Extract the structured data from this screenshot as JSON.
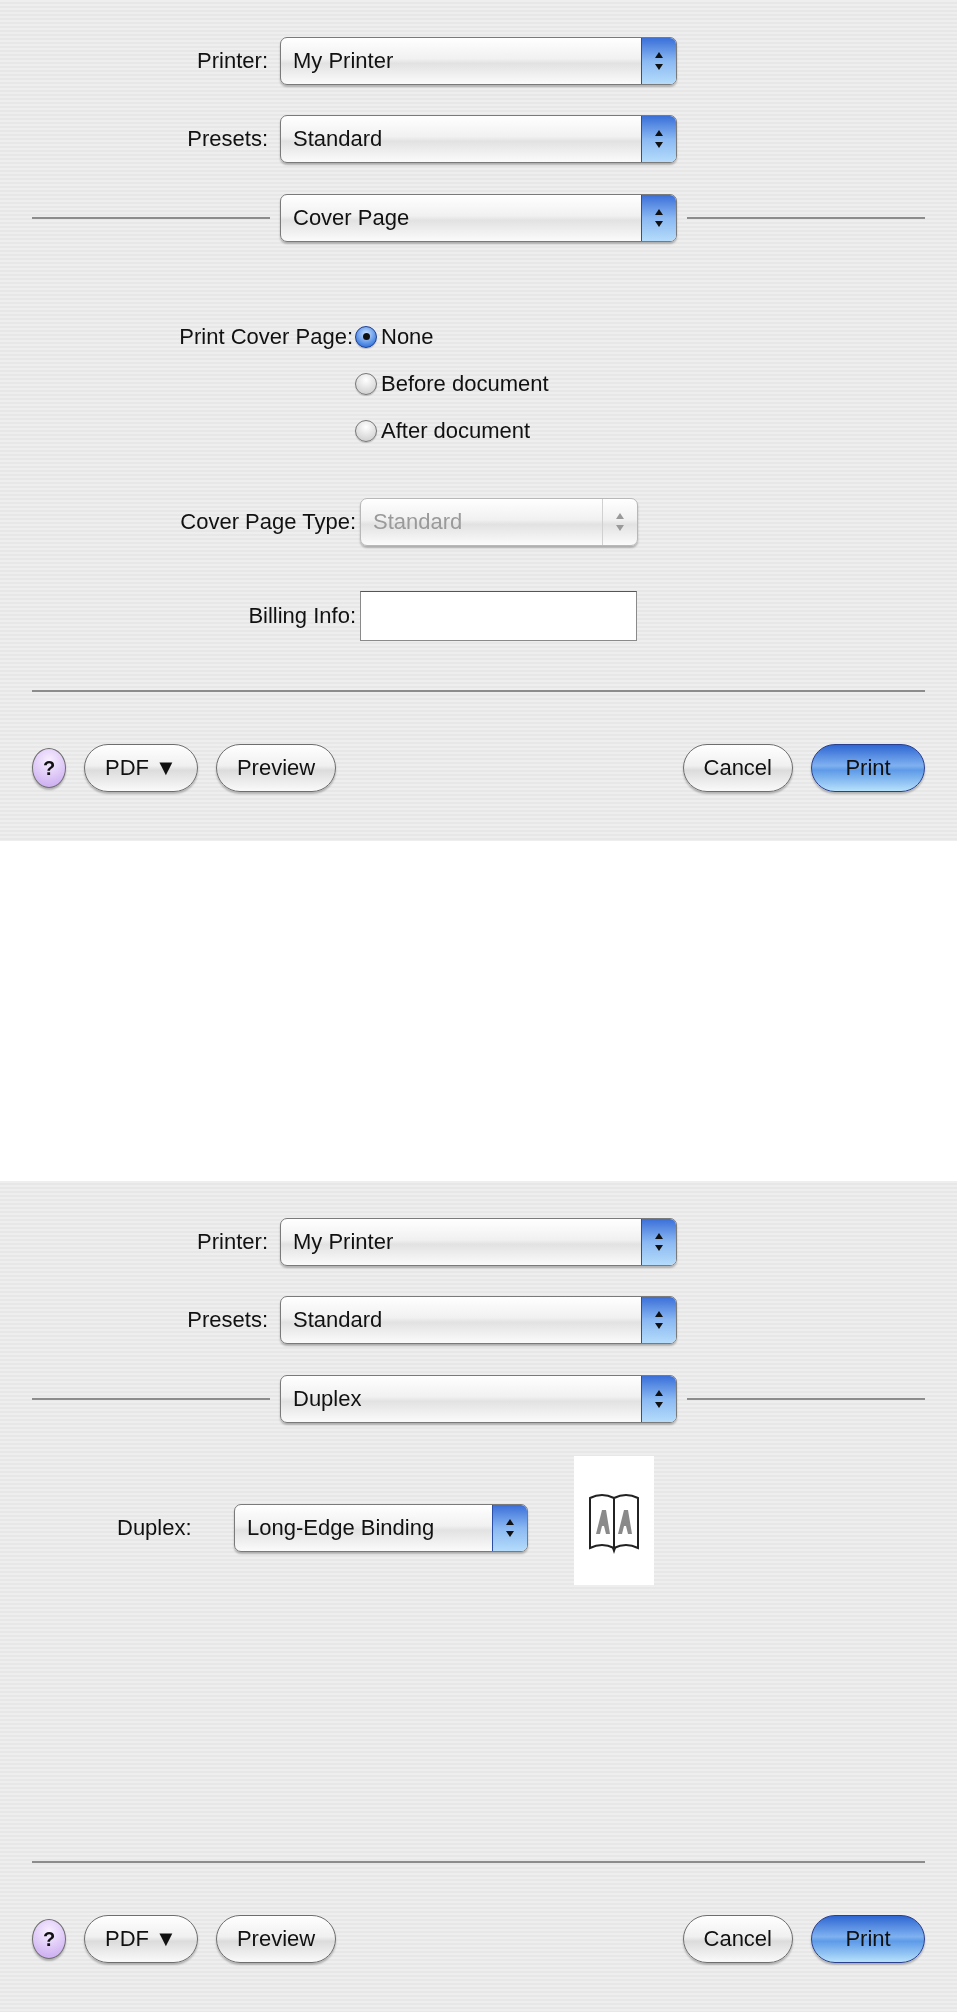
{
  "dialogs": [
    {
      "printer": {
        "label": "Printer:",
        "value": "My Printer"
      },
      "presets": {
        "label": "Presets:",
        "value": "Standard"
      },
      "pane": "Cover Page",
      "options": [
        {
          "kind": "radio_group",
          "label": "Print Cover Page:",
          "choices": [
            {
              "label": "None",
              "selected": true
            },
            {
              "label": "Before document",
              "selected": false
            },
            {
              "label": "After document",
              "selected": false
            }
          ]
        },
        {
          "kind": "popup",
          "label": "Cover Page Type:",
          "value": "Standard",
          "disabled": true
        },
        {
          "kind": "text_field",
          "label": "Billing Info:"
        }
      ],
      "left_buttons": [
        {
          "kind": "help",
          "label": "?"
        },
        {
          "kind": "plain",
          "label": "PDF ▼"
        },
        {
          "kind": "plain",
          "label": "Preview"
        }
      ],
      "right_buttons": [
        {
          "kind": "plain",
          "label": "Cancel"
        },
        {
          "kind": "default",
          "label": "Print"
        }
      ]
    },
    {
      "printer": {
        "label": "Printer:",
        "value": "My Printer"
      },
      "presets": {
        "label": "Presets:",
        "value": "Standard"
      },
      "pane": "Duplex",
      "options": [
        {
          "kind": "duplex",
          "label": "Duplex:",
          "value": "Long-Edge Binding"
        }
      ],
      "left_buttons": [
        {
          "kind": "help",
          "label": "?"
        },
        {
          "kind": "plain",
          "label": "PDF ▼"
        },
        {
          "kind": "plain",
          "label": "Preview"
        }
      ],
      "right_buttons": [
        {
          "kind": "plain",
          "label": "Cancel"
        },
        {
          "kind": "default",
          "label": "Print"
        }
      ]
    }
  ]
}
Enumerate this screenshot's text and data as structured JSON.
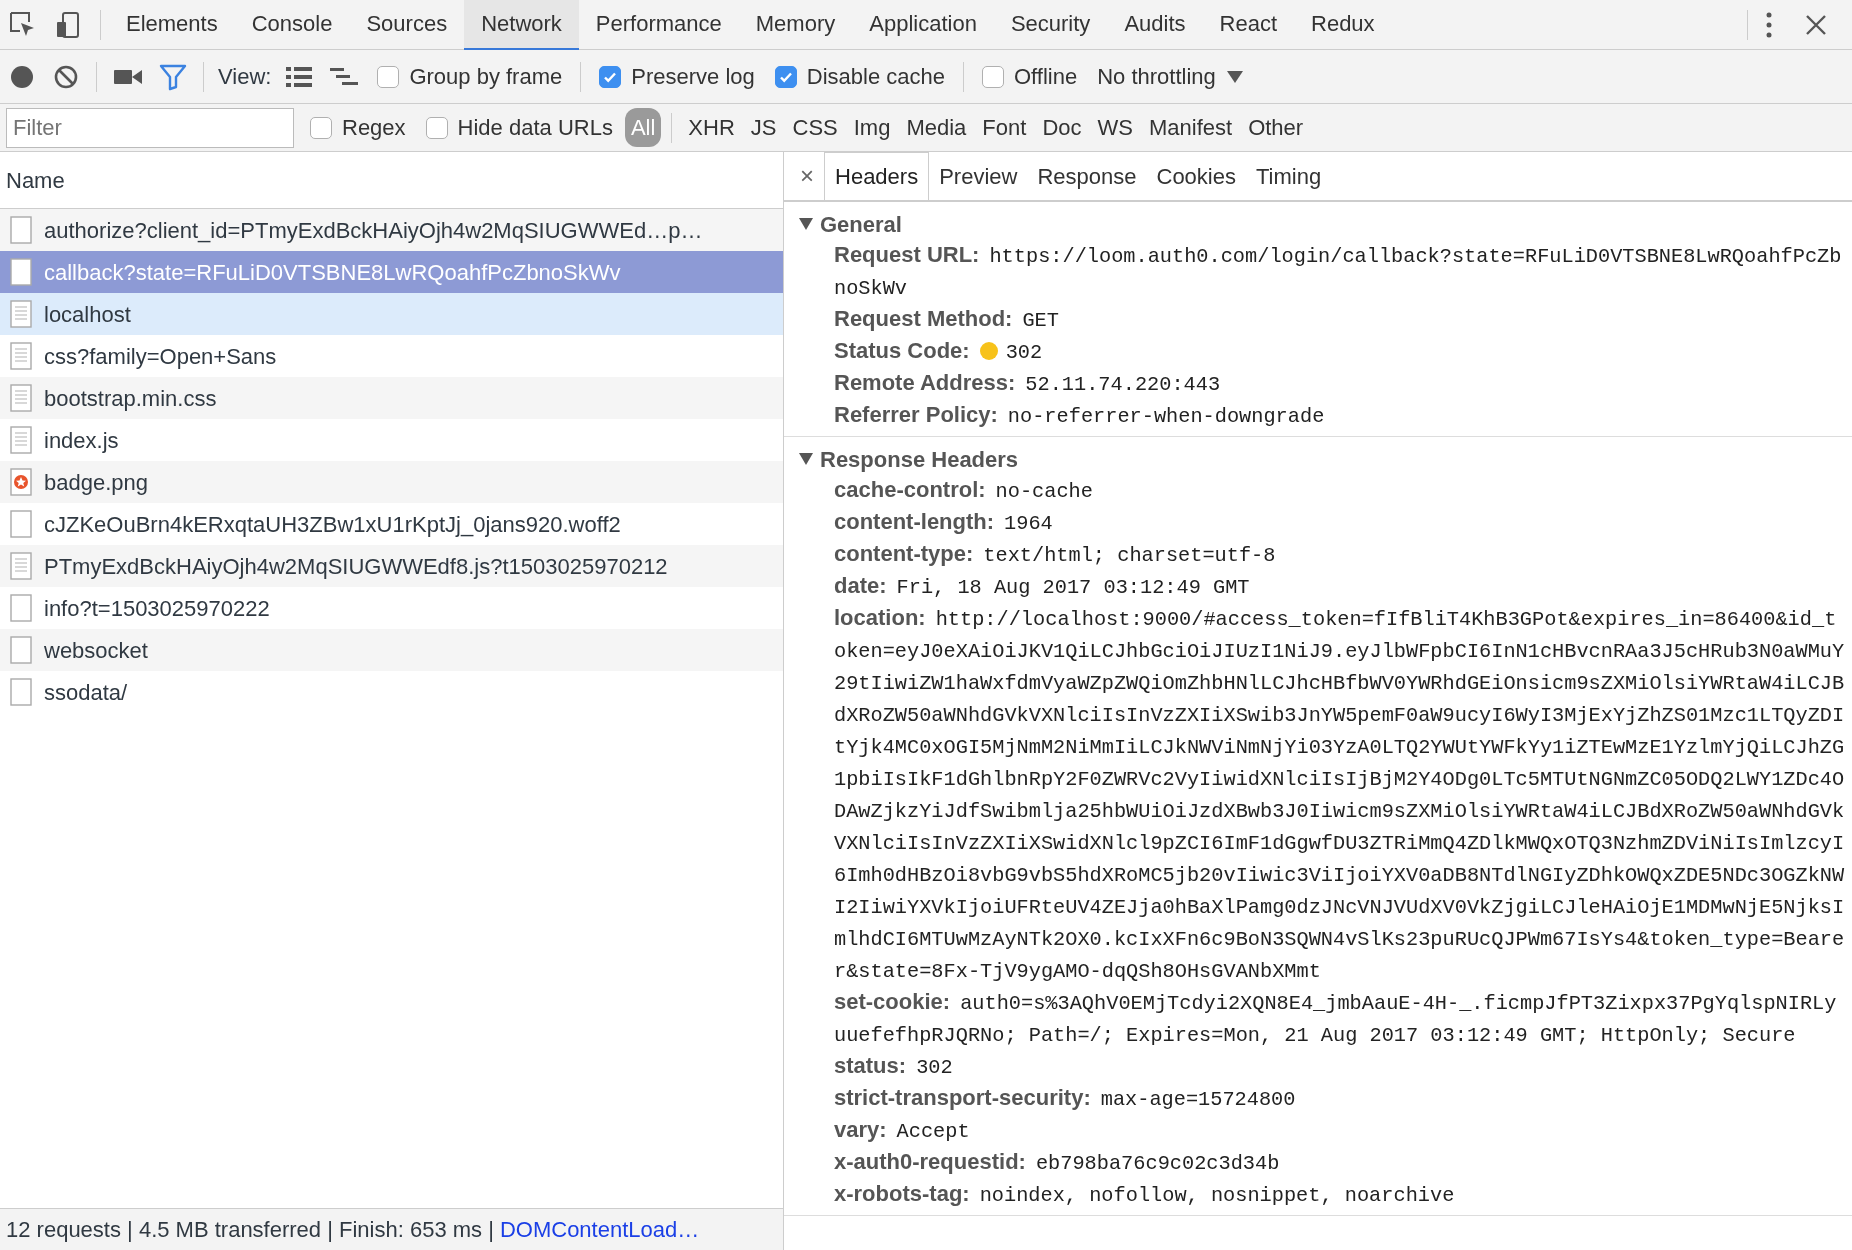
{
  "main_tabs": [
    {
      "label": "Elements",
      "selected": false
    },
    {
      "label": "Console",
      "selected": false
    },
    {
      "label": "Sources",
      "selected": false
    },
    {
      "label": "Network",
      "selected": true
    },
    {
      "label": "Performance",
      "selected": false
    },
    {
      "label": "Memory",
      "selected": false
    },
    {
      "label": "Application",
      "selected": false
    },
    {
      "label": "Security",
      "selected": false
    },
    {
      "label": "Audits",
      "selected": false
    },
    {
      "label": "React",
      "selected": false
    },
    {
      "label": "Redux",
      "selected": false
    }
  ],
  "view_label": "View:",
  "options": [
    {
      "label": "Group by frame",
      "checked": false
    },
    {
      "label": "Preserve log",
      "checked": true
    },
    {
      "label": "Disable cache",
      "checked": true
    },
    {
      "label": "Offline",
      "checked": false
    }
  ],
  "throttling": "No throttling",
  "filter": {
    "placeholder": "Filter"
  },
  "filter_options": [
    {
      "label": "Regex",
      "checked": false
    },
    {
      "label": "Hide data URLs",
      "checked": false
    }
  ],
  "type_filters": [
    {
      "label": "All",
      "selected": true
    },
    {
      "label": "XHR",
      "selected": false
    },
    {
      "label": "JS",
      "selected": false
    },
    {
      "label": "CSS",
      "selected": false
    },
    {
      "label": "Img",
      "selected": false
    },
    {
      "label": "Media",
      "selected": false
    },
    {
      "label": "Font",
      "selected": false
    },
    {
      "label": "Doc",
      "selected": false
    },
    {
      "label": "WS",
      "selected": false
    },
    {
      "label": "Manifest",
      "selected": false
    },
    {
      "label": "Other",
      "selected": false
    }
  ],
  "requests": {
    "column": "Name",
    "rows": [
      {
        "name": "authorize?client_id=PTmyExdBckHAiyOjh4w2MqSIUGWWEd…p…",
        "kind": "blank",
        "selected": false,
        "hovered": false
      },
      {
        "name": "callback?state=RFuLiD0VTSBNE8LwRQoahfPcZbnoSkWv",
        "kind": "blank",
        "selected": true,
        "hovered": false
      },
      {
        "name": "localhost",
        "kind": "document",
        "selected": false,
        "hovered": true
      },
      {
        "name": "css?family=Open+Sans",
        "kind": "document",
        "selected": false,
        "hovered": false
      },
      {
        "name": "bootstrap.min.css",
        "kind": "document",
        "selected": false,
        "hovered": false
      },
      {
        "name": "index.js",
        "kind": "document",
        "selected": false,
        "hovered": false
      },
      {
        "name": "badge.png",
        "kind": "image",
        "selected": false,
        "hovered": false
      },
      {
        "name": "cJZKeOuBrn4kERxqtaUH3ZBw1xU1rKptJj_0jans920.woff2",
        "kind": "blank",
        "selected": false,
        "hovered": false
      },
      {
        "name": "PTmyExdBckHAiyOjh4w2MqSIUGWWEdf8.js?t1503025970212",
        "kind": "document",
        "selected": false,
        "hovered": false
      },
      {
        "name": "info?t=1503025970222",
        "kind": "blank",
        "selected": false,
        "hovered": false
      },
      {
        "name": "websocket",
        "kind": "blank",
        "selected": false,
        "hovered": false
      },
      {
        "name": "ssodata/",
        "kind": "blank",
        "selected": false,
        "hovered": false
      }
    ]
  },
  "status_bar": {
    "summary": "12 requests | 4.5 MB transferred | Finish: 653 ms |",
    "link": "DOMContentLoad…"
  },
  "detail_close": "×",
  "detail_tabs": [
    {
      "label": "Headers",
      "selected": true
    },
    {
      "label": "Preview",
      "selected": false
    },
    {
      "label": "Response",
      "selected": false
    },
    {
      "label": "Cookies",
      "selected": false
    },
    {
      "label": "Timing",
      "selected": false
    }
  ],
  "sections": [
    {
      "title": "General",
      "expanded": true,
      "headers": [
        {
          "name": "Request URL:",
          "value": "https://loom.auth0.com/login/callback?state=RFuLiD0VTSBNE8LwRQoahfPcZbnoSkWv"
        },
        {
          "name": "Request Method:",
          "value": "GET"
        },
        {
          "name": "Status Code:",
          "value": "302",
          "color": "#f7c21a"
        },
        {
          "name": "Remote Address:",
          "value": "52.11.74.220:443"
        },
        {
          "name": "Referrer Policy:",
          "value": "no-referrer-when-downgrade"
        }
      ]
    },
    {
      "title": "Response Headers",
      "expanded": true,
      "headers": [
        {
          "name": "cache-control:",
          "value": "no-cache"
        },
        {
          "name": "content-length:",
          "value": "1964"
        },
        {
          "name": "content-type:",
          "value": "text/html; charset=utf-8"
        },
        {
          "name": "date:",
          "value": "Fri, 18 Aug 2017 03:12:49 GMT"
        },
        {
          "name": "location:",
          "value": "http://localhost:9000/#access_token=fIfBliT4KhB3GPot&expires_in=86400&id_token=eyJ0eXAiOiJKV1QiLCJhbGciOiJIUzI1NiJ9.eyJlbWFpbCI6InN1cHBvcnRAa3J5cHRub3N0aWMuY29tIiwiZW1haWxfdmVyaWZpZWQiOmZhbHNlLCJhcHBfbWV0YWRhdGEiOnsicm9sZXMiOlsiYWRtaW4iLCJBdXRoZW50aWNhdGVkVXNlciIsInVzZXIiXSwib3JnYW5pemF0aW9ucyI6WyI3MjExYjZhZS01Mzc1LTQyZDItYjk4MC0xOGI5MjNmM2NiMmIiLCJkNWViNmNjYi03YzA0LTQ2YWUtYWFkYy1iZTEwMzE1YzlmYjQiLCJhZG1pbiIsIkF1dGhlbnRpY2F0ZWRVc2VyIiwidXNlciIsIjBjM2Y4ODg0LTc5MTUtNGNmZC05ODQ2LWY1ZDc4ODAwZjkzYiJdfSwibmlja25hbWUiOiJzdXBwb3J0Iiwicm9sZXMiOlsiYWRtaW4iLCJBdXRoZW50aWNhdGVkVXNlciIsInVzZXIiXSwidXNlcl9pZCI6ImF1dGgwfDU3ZTRiMmQ4ZDlkMWQxOTQ3NzhmZDViNiIsImlzcyI6Imh0dHBzOi8vbG9vbS5hdXRoMC5jb20vIiwic3ViIjoiYXV0aDB8NTdlNGIyZDhkOWQxZDE5NDc3OGZkNWI2IiwiYXVkIjoiUFRteUV4ZEJja0hBaXlPamg0dzJNcVNJVUdXV0VkZjgiLCJleHAiOjE1MDMwNjE5NjksImlhdCI6MTUwMzAyNTk2OX0.kcIxXFn6c9BoN3SQWN4vSlKs23puRUcQJPWm67IsYs4&token_type=Bearer&state=8Fx-TjV9ygAMO-dqQSh8OHsGVANbXMmt"
        },
        {
          "name": "set-cookie:",
          "value": "auth0=s%3AQhV0EMjTcdyi2XQN8E4_jmbAauE-4H-_.ficmpJfPT3Zixpx37PgYqlspNIRLyuuefefhpRJQRNo; Path=/; Expires=Mon, 21 Aug 2017 03:12:49 GMT; HttpOnly; Secure"
        },
        {
          "name": "status:",
          "value": "302"
        },
        {
          "name": "strict-transport-security:",
          "value": "max-age=15724800"
        },
        {
          "name": "vary:",
          "value": "Accept"
        },
        {
          "name": "x-auth0-requestid:",
          "value": "eb798ba76c9c02c3d34b"
        },
        {
          "name": "x-robots-tag:",
          "value": "noindex, nofollow, nosnippet, noarchive"
        }
      ]
    }
  ]
}
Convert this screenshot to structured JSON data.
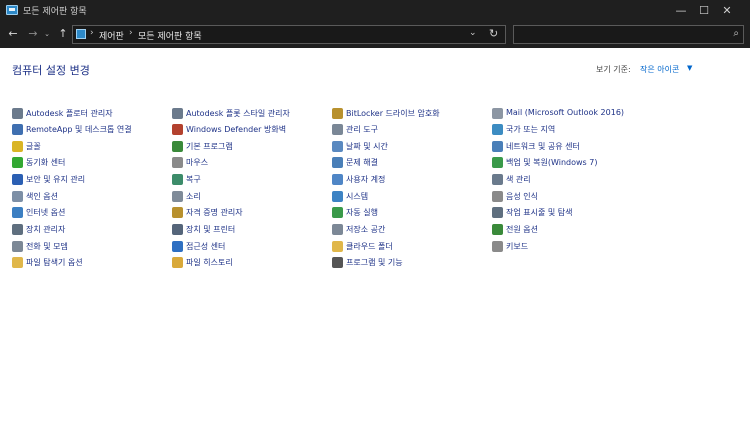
{
  "window": {
    "title": "모든 제어판 항목",
    "minimize": "—",
    "maximize": "☐",
    "close": "✕"
  },
  "nav": {
    "back": "←",
    "forward": "→",
    "recent": "⌄",
    "up": "↑",
    "breadcrumbs": [
      "제어판",
      "모든 제어판 항목"
    ],
    "separator": "›",
    "dropdown": "⌄",
    "refresh": "↻",
    "search_placeholder": "",
    "search_icon": "⌕"
  },
  "header": {
    "title": "컴퓨터 설정 변경",
    "view_by_label": "보기 기준:",
    "view_by_value": "작은 아이콘",
    "view_by_caret": "▼"
  },
  "items": {
    "col1": [
      {
        "label": "Autodesk 플로터 관리자",
        "icon": "plotter-icon",
        "color": "#6b7a8c"
      },
      {
        "label": "RemoteApp 및 데스크톱 연결",
        "icon": "remoteapp-icon",
        "color": "#3f6fb0"
      },
      {
        "label": "글꼴",
        "icon": "font-icon",
        "color": "#d9b526"
      },
      {
        "label": "동기화 센터",
        "icon": "sync-icon",
        "color": "#33a833"
      },
      {
        "label": "보안 및 유지 관리",
        "icon": "flag-icon",
        "color": "#2b5fb3"
      },
      {
        "label": "색인 옵션",
        "icon": "search-index-icon",
        "color": "#7d8fa6"
      },
      {
        "label": "인터넷 옵션",
        "icon": "internet-icon",
        "color": "#3c7fc2"
      },
      {
        "label": "장치 관리자",
        "icon": "device-manager-icon",
        "color": "#5f6f7f"
      },
      {
        "label": "전화 및 모뎀",
        "icon": "modem-icon",
        "color": "#7c8896"
      },
      {
        "label": "파일 탐색기 옵션",
        "icon": "folder-options-icon",
        "color": "#e0b74a"
      }
    ],
    "col2": [
      {
        "label": "Autodesk 플롯 스타일 관리자",
        "icon": "plot-style-icon",
        "color": "#6b7a8c"
      },
      {
        "label": "Windows Defender 방화벽",
        "icon": "firewall-icon",
        "color": "#b3412e"
      },
      {
        "label": "기본 프로그램",
        "icon": "default-programs-icon",
        "color": "#3a8a3a"
      },
      {
        "label": "마우스",
        "icon": "mouse-icon",
        "color": "#8a8a8a"
      },
      {
        "label": "복구",
        "icon": "recovery-icon",
        "color": "#3c8c6a"
      },
      {
        "label": "소리",
        "icon": "speaker-icon",
        "color": "#7f8b99"
      },
      {
        "label": "자격 증명 관리자",
        "icon": "credential-icon",
        "color": "#b8912e"
      },
      {
        "label": "장치 및 프린터",
        "icon": "printer-icon",
        "color": "#55657a"
      },
      {
        "label": "접근성 센터",
        "icon": "accessibility-icon",
        "color": "#2e6fc2"
      },
      {
        "label": "파일 히스토리",
        "icon": "file-history-icon",
        "color": "#d9a93a"
      }
    ],
    "col3": [
      {
        "label": "BitLocker 드라이브 암호화",
        "icon": "bitlocker-icon",
        "color": "#b8912e"
      },
      {
        "label": "관리 도구",
        "icon": "admin-tools-icon",
        "color": "#7a8796"
      },
      {
        "label": "날짜 및 시간",
        "icon": "clock-icon",
        "color": "#5a89c0"
      },
      {
        "label": "문제 해결",
        "icon": "troubleshoot-icon",
        "color": "#4a7fb8"
      },
      {
        "label": "사용자 계정",
        "icon": "user-accounts-icon",
        "color": "#4f86c6"
      },
      {
        "label": "시스템",
        "icon": "system-icon",
        "color": "#3d83c4"
      },
      {
        "label": "자동 실행",
        "icon": "autoplay-icon",
        "color": "#3a9a4a"
      },
      {
        "label": "저장소 공간",
        "icon": "storage-icon",
        "color": "#7c8896"
      },
      {
        "label": "클라우드 폴더",
        "icon": "cloud-folder-icon",
        "color": "#e0b74a"
      },
      {
        "label": "프로그램 및 기능",
        "icon": "programs-icon",
        "color": "#555555"
      }
    ],
    "col4": [
      {
        "label": "Mail (Microsoft Outlook 2016)",
        "icon": "mail-icon",
        "color": "#8c96a3"
      },
      {
        "label": "국가 또는 지역",
        "icon": "region-icon",
        "color": "#3c8cc2"
      },
      {
        "label": "네트워크 및 공유 센터",
        "icon": "network-icon",
        "color": "#4a7fb8"
      },
      {
        "label": "백업 및 복원(Windows 7)",
        "icon": "backup-icon",
        "color": "#3a9a4a"
      },
      {
        "label": "색 관리",
        "icon": "color-management-icon",
        "color": "#6a7a8c"
      },
      {
        "label": "음성 인식",
        "icon": "microphone-icon",
        "color": "#8a8a8a"
      },
      {
        "label": "작업 표시줄 및 탐색",
        "icon": "taskbar-icon",
        "color": "#5f6f7f"
      },
      {
        "label": "전원 옵션",
        "icon": "power-icon",
        "color": "#3a8a3a"
      },
      {
        "label": "키보드",
        "icon": "keyboard-icon",
        "color": "#8a8a8a"
      }
    ]
  }
}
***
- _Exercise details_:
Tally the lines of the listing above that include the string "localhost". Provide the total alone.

- _Task solution_:
2